“The most relevant factor determining postoperative outcome represents the ability of the remnant liver to regenerate”
During the past few years we focused on improving our understanding of liver regeneration in humans. While extensive research has been performed in mice, very little is known about the relevance of these findings in humans. Accordingly, we set up a prospective, detailed, systematic bio banking of our patients undergoing liver resection, assuring highest quality standards for sample preparation.
As a result we were able to explore some aspects of the process of liver regeneration also in humans – which is an indispensable prerequisite to also find new therapeutic targets to promote liver regeneration.
Selected publications on liver regeneration
Cancer behaves like a chronic healing wound – wouldn’t you expect that supporting liver regeneration supports tumor recurrence within the liver?
Well that is probably very true. However, one has to note that patients that develop postoperative severe morbidity also suffer from early tumor recurrences. Nevertheless, we have been addressing this issue during the past few years in our lab. What was quite striking to note, was that indeed growth factors might have a dual role in liver surgery. Some do indeed promote liver regeneration, but also account for early tumor recurrences. Accordingly, it is critical to find an optimized balance or timing to support liver regeneration but avoid a concomitant induction of tumor regrowth.
Preoperative Risk Assessment
Remember your last patient developing liver failure after liver resection?
Preoperative risk assessment is critically relevant in HB surgery. Usually we have been evaluating certain target molecules but we have recently also started to preform multiple systematic Omics based approaches to identify new markers that can help us to risk stratify patients easily prior to surgery. This will allow us in the future to collect a simple blood specimen from the patient and they personalize therapeutic decision to each individual patient.
Most relevant publication of our group concerning PreOP risk assessment
Postoperative Risk Assessment
When you arrive at the intensive care unit in the morning after major liver surgery, wouldn’t you want you know if this patient is at high risk to develop postoperative liver dysfunction, morbidity or might even develop liver failure or might die?
While ideally patients risk is predicted preoperatively, patients at high risk for developing postoperative liver dysfunction may also be identified early after liver resection.

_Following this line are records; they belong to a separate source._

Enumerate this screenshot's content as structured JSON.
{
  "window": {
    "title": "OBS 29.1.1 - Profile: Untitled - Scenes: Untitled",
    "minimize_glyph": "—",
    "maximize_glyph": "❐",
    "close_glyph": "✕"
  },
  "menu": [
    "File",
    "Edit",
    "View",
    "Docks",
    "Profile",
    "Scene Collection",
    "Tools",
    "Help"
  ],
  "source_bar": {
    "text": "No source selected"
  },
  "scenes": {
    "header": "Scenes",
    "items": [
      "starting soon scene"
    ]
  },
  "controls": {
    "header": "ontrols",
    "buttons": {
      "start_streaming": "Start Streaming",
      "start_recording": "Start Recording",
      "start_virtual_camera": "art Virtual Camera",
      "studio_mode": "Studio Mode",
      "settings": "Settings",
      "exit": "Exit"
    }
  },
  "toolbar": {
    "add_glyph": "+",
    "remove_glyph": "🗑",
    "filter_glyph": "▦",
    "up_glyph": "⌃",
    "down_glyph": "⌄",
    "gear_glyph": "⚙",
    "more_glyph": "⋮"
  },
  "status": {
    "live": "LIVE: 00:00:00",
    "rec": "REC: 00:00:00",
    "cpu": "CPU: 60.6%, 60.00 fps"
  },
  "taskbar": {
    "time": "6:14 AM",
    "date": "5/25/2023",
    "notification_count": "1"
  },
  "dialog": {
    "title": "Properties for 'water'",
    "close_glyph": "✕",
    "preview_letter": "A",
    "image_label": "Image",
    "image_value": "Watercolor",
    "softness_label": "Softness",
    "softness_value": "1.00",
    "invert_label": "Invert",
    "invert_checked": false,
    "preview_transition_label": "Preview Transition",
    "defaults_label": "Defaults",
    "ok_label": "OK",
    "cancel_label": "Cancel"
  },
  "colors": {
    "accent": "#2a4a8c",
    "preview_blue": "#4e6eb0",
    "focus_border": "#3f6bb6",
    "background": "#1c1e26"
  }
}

This is of critical relevance to allow for early induction of supportive measures and also for the development of new therapeutic approaches.